surpasses landfill-free facilities commitment
General Motors (GM) announced that 52 percent
of its worldwide facilities are now landfill-free, meaning all
waste generated from normal operations is reused, recycled or
converted to energy.
GM now has 76 landfill-free facilities, achieving a global operations
commitment established in 2008 to convert 50 percent of its 145
plants to landfill-free status by the end of 2010.
GM employees focus first on decreasing the amount of waste generated,
and then work to recycle the unavoidable waste. This year alone,
GM has recycled or reused 2.5 million tons of waste materials
at its plants worldwide – enough to fill 6.8 million extended-cab
pickup trucks that, if parked end-to-end, would stretch around
Through this annual recycling rate, it is estimated that GM has
eliminated 8.4 million metric tons of carbon dioxide equivalent
(CO2e) emissions from entering the atmosphere.
GM’s first facility to achieve landfill-free status was an engine
plant in Flint, Michigan in 2005.
GM plants monitor, measure and report monthly on how they perform
against waste-reduction goals. This data, which sets the stage
for the landfill-free initiative, shows what materials are being
generated, reused and recycled, and reveals areas for improvement.
The resulting insight helped form a process that enables facilities
to replicate best practices globally.
On average, more than 97 percent of waste materials from GM’s
zero-landfill plants are recycled or reused, and less than 3

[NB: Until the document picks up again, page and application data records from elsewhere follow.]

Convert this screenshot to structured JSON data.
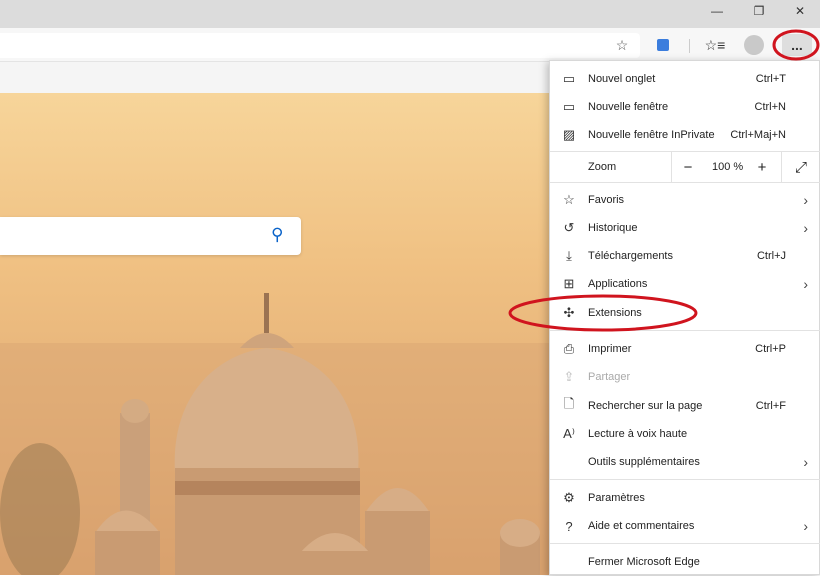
{
  "window": {
    "minimize_icon": "minimize-icon",
    "restore_icon": "restore-icon",
    "close_icon": "close-icon"
  },
  "toolbar": {
    "favorite_icon": "star-plus-icon",
    "translate_icon": "translate-icon",
    "favorites_icon": "favorites-list-icon",
    "profile_icon": "avatar-icon",
    "more_label": "..."
  },
  "menu": {
    "new_tab": {
      "label": "Nouvel onglet",
      "shortcut": "Ctrl+T"
    },
    "new_window": {
      "label": "Nouvelle fenêtre",
      "shortcut": "Ctrl+N"
    },
    "inprivate": {
      "label": "Nouvelle fenêtre InPrivate",
      "shortcut": "Ctrl+Maj+N"
    },
    "zoom": {
      "label": "Zoom",
      "value": "100 %",
      "minus": "−",
      "plus": "+"
    },
    "favorites": {
      "label": "Favoris"
    },
    "history": {
      "label": "Historique"
    },
    "downloads": {
      "label": "Téléchargements",
      "shortcut": "Ctrl+J"
    },
    "apps": {
      "label": "Applications"
    },
    "extensions": {
      "label": "Extensions"
    },
    "print": {
      "label": "Imprimer",
      "shortcut": "Ctrl+P"
    },
    "share": {
      "label": "Partager"
    },
    "find": {
      "label": "Rechercher sur la page",
      "shortcut": "Ctrl+F"
    },
    "read_aloud": {
      "label": "Lecture à voix haute"
    },
    "more_tools": {
      "label": "Outils supplémentaires"
    },
    "settings": {
      "label": "Paramètres"
    },
    "help": {
      "label": "Aide et commentaires"
    },
    "close": {
      "label": "Fermer Microsoft Edge"
    }
  },
  "colors": {
    "annotation": "#d0141e",
    "accent": "#0a63c9"
  }
}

percent are converted to energy at waste-to-energy facilities,
replacing fossil fuels.
Critical to the landfill-free designation is the ability for
GM to turn material byproducts from routine manufacturing operations

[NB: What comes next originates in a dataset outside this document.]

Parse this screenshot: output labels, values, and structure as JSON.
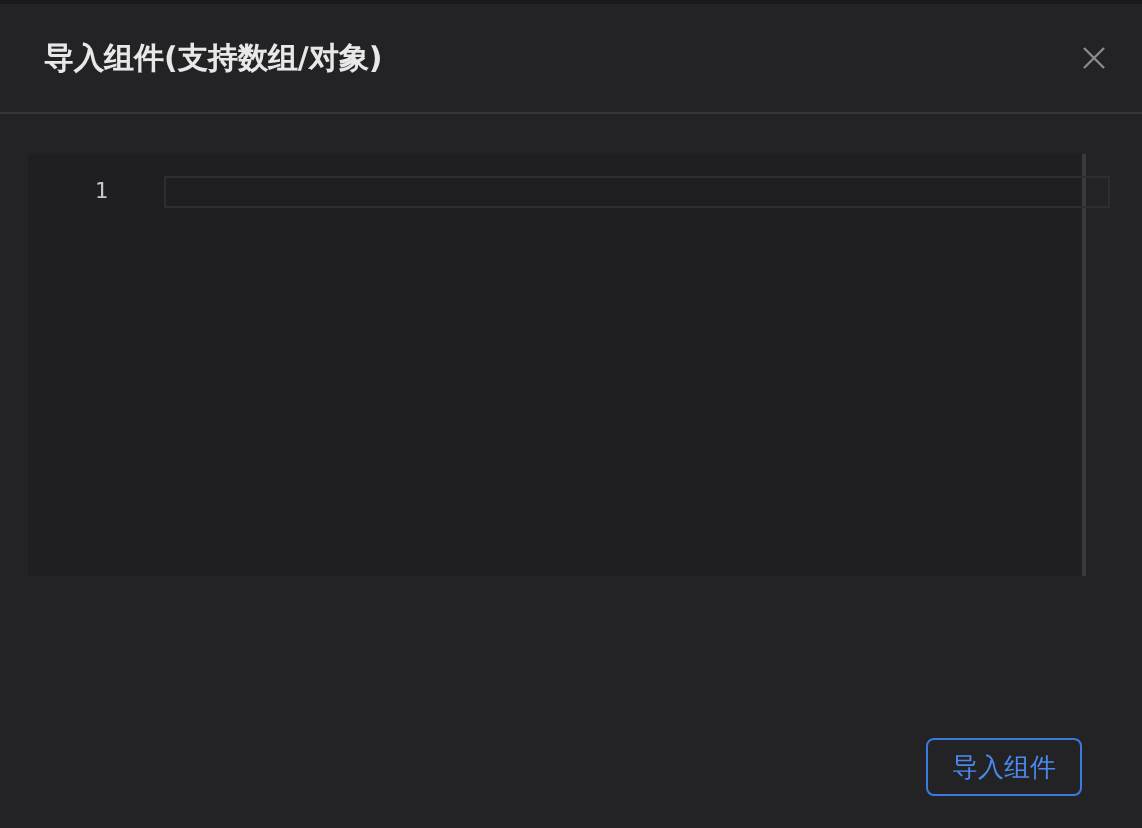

into new-vehicle components. Plant managers view this waste as
potentially useful and marketable, and they work with their teams
and suppliers to develop these closed-loop systems. Other operational
waste comes full circle, as well, and is often recycled into
- Cardboard shipping materials from the GM Marion Stamping
and Fort Wayne Assembly plants are recycled into sound-absorber
material in the Buick Lacrosse’s headliner.
- Plastic caps and shipping aids from the Fort Wayne facility
are converted into radiator shrouds for the Chevrolet Silverado
and GMC Sierra pickups built at the plant.
- Tires from vehicle performance testing at Milford Proving
Ground are shredded and used in the manufacturing of air and
water baffles for a variety of GM vehicles.
- Paint sludge from the Lansing Grand River plant is turned
into plastic material and used for shipping containers durable
enough to hold Chevrolet Volt and Cruze engines.
“In addition to the environmental benefits, recycling provides
a strong business case,” said Mike Robinson, vice president of
Environment, Energy and Safety Policy. “GM has generated more
than $2.5 billion in revenue since 2007 through its various recycling
For example, metals from stamping and powertrain operations are
valuable, especially considering the amount GM generates. What
metal grindings and scraps GM doesn’t re-melt or reuse are sold
to third parties like foundries.
GM was one of the first organizations – and to date is the only
auto manufacturer – inducted into the United States Environmental
Protection Agency’s (EPA) WasteWise Hall of Fame, which recognizes
continued outstanding waste reduction. GM’s worldwide facilities
combined recycle 90 percent of the waste they generate. The company
has reduced total non-recycled waste 75 percent between 2000
and 2010 at manufacturing sites around the world. During the
last 5 years, it decreased waste generated per vehicle by 28
GM has made great progress in reducing its environmental impact.
In November, Chevrolet announced a multi-year commitment to invest
$40 million in various clean energy projects throughout America
with a goal to reduce another 8 million metric tons of carbon